The Castine Post Office is the second oldest U.S. post office continuously operating in the same building.
The building began its life in 1814 as the home of the Hancock County Registry of Deeds and an office for the short-lived Castine Bank. In 1833 the federal government purchased the bank’s share of the building, to use as a post office and to serve the growing needs of the Penobscot District Custom House. Castine was one of ten Maine ports designated in 1789 to conduct the maritime trade business of the United States Treasury Department. The Custom House was closed in 1919 and the post office took over the entire building.
From 1869 to 1870, the building was remodeled in an ornate Victorian style. In 1880 the building was further decorated with wooden panels painted black and designs incised in gold. The decorations included portraits of George Washington, Abraham Lincoln, Ulysses S. Grant, and the Baron de Saint-Castin. Those were painted over by 1896.

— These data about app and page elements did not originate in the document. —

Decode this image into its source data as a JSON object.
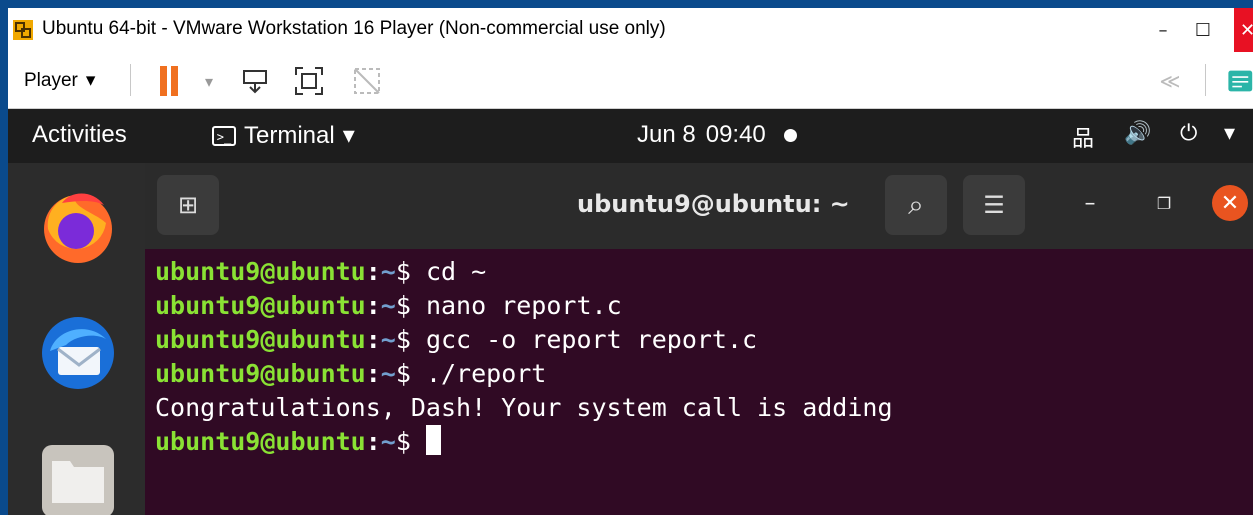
{
  "vmware": {
    "title": "Ubuntu 64-bit - VMware Workstation 16 Player (Non-commercial use only)",
    "window_controls": {
      "minimize": "–",
      "maximize": "☐",
      "close": "✕"
    },
    "toolbar": {
      "player_label": "Player",
      "dropdown_glyph": "▾",
      "back_glyph": "≪"
    },
    "colors": {
      "pause": "#f07020",
      "close": "#e81123"
    }
  },
  "ubuntu": {
    "topbar": {
      "activities": "Activities",
      "app_menu": "Terminal",
      "app_menu_glyph": "▾",
      "date": "Jun 8",
      "time": "09:40",
      "tray_icons": [
        "network-icon",
        "volume-icon",
        "power-icon"
      ],
      "tray_glyphs": {
        "network": "品",
        "volume": "🔊",
        "power": "⏻",
        "arrow": "▾"
      }
    },
    "dock": {
      "apps": [
        "firefox-icon",
        "thunderbird-icon",
        "files-icon"
      ]
    },
    "terminal": {
      "title": "ubuntu9@ubuntu: ~",
      "header_glyphs": {
        "new_tab": "⊞",
        "search": "⌕",
        "menu": "☰",
        "minimize": "–",
        "maximize": "❐",
        "close": "✕"
      },
      "prompt_user": "ubuntu9@ubuntu",
      "prompt_sep": ":",
      "prompt_path": "~",
      "prompt_symbol": "$",
      "lines": [
        {
          "type": "cmd",
          "text": "cd ~"
        },
        {
          "type": "cmd",
          "text": "nano report.c"
        },
        {
          "type": "cmd",
          "text": "gcc -o report report.c"
        },
        {
          "type": "cmd",
          "text": "./report"
        },
        {
          "type": "out",
          "text": "Congratulations, Dash! Your system call is adding"
        },
        {
          "type": "prompt",
          "text": ""
        }
      ],
      "colors": {
        "background": "#300a24",
        "user": "#8ae234",
        "path": "#729fcf",
        "close": "#e95420"
      }
    }
  }
}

In the 1960s, and again in the 1990s, the United States Post Office Department wanted to move to a more cost-efficient space, but Castine citizens rallied to preserve the unique building and its continued use as their post office.